Truck Driver Offers Compensation in Kurrle Accident Case
By David Miller
The truck driver who caused a fatal accident on April 18, 2012, which took the lives of missionary Julie Beam Kurrle and her six-year-old son Timmy has offered compensation to Rev. Norberto Kurrle, husband and father of the victims.
The offer comes after a forensic investigation into the accident, concluded on October 17 in Encarnación, Paraguay, by police and public prosecutors. A meticulous reconstruction of events placed blame for the accident on Mariano Ramón González Dominguez. The Kurrle family’s car crashed into González Dominguez’s cargo truck in the predawn darkness that morning.
The District Attorney’s office of Coronel Bogado has charged González Dominguez with leaving his vehicle parked illegally in the traffic lane of Route 1, a major Paraguayan highway, without lights or reflectors to warn passing motorists.

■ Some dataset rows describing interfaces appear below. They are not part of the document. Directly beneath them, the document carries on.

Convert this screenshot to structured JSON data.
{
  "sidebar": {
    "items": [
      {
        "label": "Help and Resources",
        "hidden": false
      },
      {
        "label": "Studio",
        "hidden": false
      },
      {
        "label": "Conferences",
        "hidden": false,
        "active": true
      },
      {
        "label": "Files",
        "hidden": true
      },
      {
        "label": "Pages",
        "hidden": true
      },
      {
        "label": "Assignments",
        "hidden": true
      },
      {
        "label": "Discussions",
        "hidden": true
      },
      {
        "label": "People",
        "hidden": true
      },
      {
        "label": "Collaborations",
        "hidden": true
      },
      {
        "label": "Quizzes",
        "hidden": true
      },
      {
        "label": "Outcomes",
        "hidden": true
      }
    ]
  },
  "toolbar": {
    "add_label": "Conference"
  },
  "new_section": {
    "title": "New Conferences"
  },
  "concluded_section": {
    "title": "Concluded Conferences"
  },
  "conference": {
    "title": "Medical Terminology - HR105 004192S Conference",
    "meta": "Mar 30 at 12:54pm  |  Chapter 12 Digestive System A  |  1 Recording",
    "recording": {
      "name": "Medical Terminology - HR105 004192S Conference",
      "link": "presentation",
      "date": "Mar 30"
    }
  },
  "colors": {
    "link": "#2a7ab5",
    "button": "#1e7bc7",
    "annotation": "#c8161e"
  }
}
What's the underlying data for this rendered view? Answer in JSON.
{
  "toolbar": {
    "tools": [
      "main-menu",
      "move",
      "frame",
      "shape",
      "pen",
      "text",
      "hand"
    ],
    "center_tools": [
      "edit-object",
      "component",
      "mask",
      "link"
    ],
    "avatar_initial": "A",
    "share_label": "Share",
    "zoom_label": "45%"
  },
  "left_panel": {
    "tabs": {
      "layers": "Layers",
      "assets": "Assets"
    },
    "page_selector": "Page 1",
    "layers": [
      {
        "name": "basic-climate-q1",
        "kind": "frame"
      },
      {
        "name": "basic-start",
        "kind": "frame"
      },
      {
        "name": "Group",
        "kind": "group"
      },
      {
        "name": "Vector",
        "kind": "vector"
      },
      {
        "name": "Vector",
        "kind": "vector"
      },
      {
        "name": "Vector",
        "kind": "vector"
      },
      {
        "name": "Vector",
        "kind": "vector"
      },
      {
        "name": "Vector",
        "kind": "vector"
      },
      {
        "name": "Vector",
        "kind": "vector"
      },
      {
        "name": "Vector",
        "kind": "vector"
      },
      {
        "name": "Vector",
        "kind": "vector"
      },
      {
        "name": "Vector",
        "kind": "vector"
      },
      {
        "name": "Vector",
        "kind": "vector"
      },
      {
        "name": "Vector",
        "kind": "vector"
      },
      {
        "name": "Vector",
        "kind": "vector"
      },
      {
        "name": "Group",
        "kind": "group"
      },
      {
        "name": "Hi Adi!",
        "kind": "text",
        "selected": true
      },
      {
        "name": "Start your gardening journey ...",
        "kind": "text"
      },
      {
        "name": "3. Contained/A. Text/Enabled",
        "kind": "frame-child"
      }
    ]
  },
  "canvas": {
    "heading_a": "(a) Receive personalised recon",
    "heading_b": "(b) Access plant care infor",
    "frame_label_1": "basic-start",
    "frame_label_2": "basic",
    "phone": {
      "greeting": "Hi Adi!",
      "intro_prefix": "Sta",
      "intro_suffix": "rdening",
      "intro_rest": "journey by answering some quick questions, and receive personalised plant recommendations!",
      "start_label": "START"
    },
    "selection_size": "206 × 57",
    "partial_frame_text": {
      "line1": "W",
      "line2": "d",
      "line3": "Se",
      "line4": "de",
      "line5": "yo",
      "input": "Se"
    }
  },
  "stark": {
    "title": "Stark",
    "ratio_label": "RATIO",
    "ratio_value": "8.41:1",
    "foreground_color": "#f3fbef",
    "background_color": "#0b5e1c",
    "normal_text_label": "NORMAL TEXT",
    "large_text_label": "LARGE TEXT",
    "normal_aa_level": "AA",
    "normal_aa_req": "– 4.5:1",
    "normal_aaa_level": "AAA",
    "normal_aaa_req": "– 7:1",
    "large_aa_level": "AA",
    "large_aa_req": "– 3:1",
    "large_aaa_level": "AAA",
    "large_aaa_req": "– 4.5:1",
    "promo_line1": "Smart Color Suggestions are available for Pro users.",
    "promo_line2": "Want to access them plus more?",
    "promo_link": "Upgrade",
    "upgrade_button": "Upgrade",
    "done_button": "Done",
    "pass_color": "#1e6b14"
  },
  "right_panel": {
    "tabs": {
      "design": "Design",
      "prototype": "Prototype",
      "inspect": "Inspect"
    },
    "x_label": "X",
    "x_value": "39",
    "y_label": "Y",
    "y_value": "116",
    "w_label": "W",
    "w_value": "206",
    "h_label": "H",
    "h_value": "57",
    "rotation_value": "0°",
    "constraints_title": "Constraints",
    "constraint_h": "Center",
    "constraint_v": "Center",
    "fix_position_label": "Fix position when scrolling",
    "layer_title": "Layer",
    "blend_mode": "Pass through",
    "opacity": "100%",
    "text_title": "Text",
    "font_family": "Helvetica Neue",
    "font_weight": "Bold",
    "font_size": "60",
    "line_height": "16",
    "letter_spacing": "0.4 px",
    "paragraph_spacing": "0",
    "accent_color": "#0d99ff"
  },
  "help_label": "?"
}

Furthermore, the investigation revealed González Dominguez had left the truck in that position for some time before the accident occurred while he attempted to clean a dirty fuel filter that had caused the engine to stall. Two witnesses came forward to confirm this to investigators, stating they had narrowly avoided collision with the heavily loaded truck minutes before the fatal accident.
The evidence contradicts statements that González Dominguez gave to police at the scene of the accident. The driver alleged his vehicle was moving along Route 1 when the Toyota station wagon driven by Rev. Kurrle tried to pass. According to the driver, another vehicle pulled into the roadway, and when Kurrle swerved to avoid it, he crashed into the slower moving truck.
Within hours, a major Paraguayan news outlet published this version on its website, www.ultimahora.com, causing considerable anguish within the international community of the Church of God, obviously due to the tragic loss of Julie and Timmy Kurrle, but also because of the insinuation that Norberto Kurrle was responsible for causing the accident.
“I did not realize there was a truck there until the instant of impact,” Kurrle said. “Another truck was coming toward us and his headlights temporarily blinded me. I recall lowering my own headlights and the next second we crashed against an immovable object.”
When questioned by police on April 18 regarding the speed he was traveling, Kurrle, still reeling from shock and grief, responded, “I don’t remember, maybe 100 Km. per hour [60 mph],” the legal speed limit on Route 1.
Officers then informed him that the speed limit on Route 1 drops to 80 Km. (50 mph.) at night. The District Attorney indictment acknowledges that this could have been a secondary factor in the accident, however “we arrive at the unmistakable conviction, that the conduct of Mr. Mariano Ramón González Dominguez was PREPONDERANT (sic)…in producing the consequence.”
The legal document goes on to state, “If Mariano Ramón González Dominguez had respected the requirements pertaining to the proper illumination of his vehicle or placed the mandatory warning reflectors used in cases of breakdown or emergency when these circumstances occur in a traffic lane, this outcome would not have been produced.”
For his part, Norberto Kurrle is not seeking punitive damages against the professional truck driver, affirming that vengeance is not on the agenda of a child of God.
“I’m only interested in an apology from him or the trucking company which owns the truck,” he said.
“Of course, nothing can restore Julie and Timmy to us. But I think it is just that they compensate me for the loss of our automobile and for the legal costs that I have incurred.”
“I am grateful to the entire family of God for interceding in favor of a speedy resolution to the judicial process,” he added.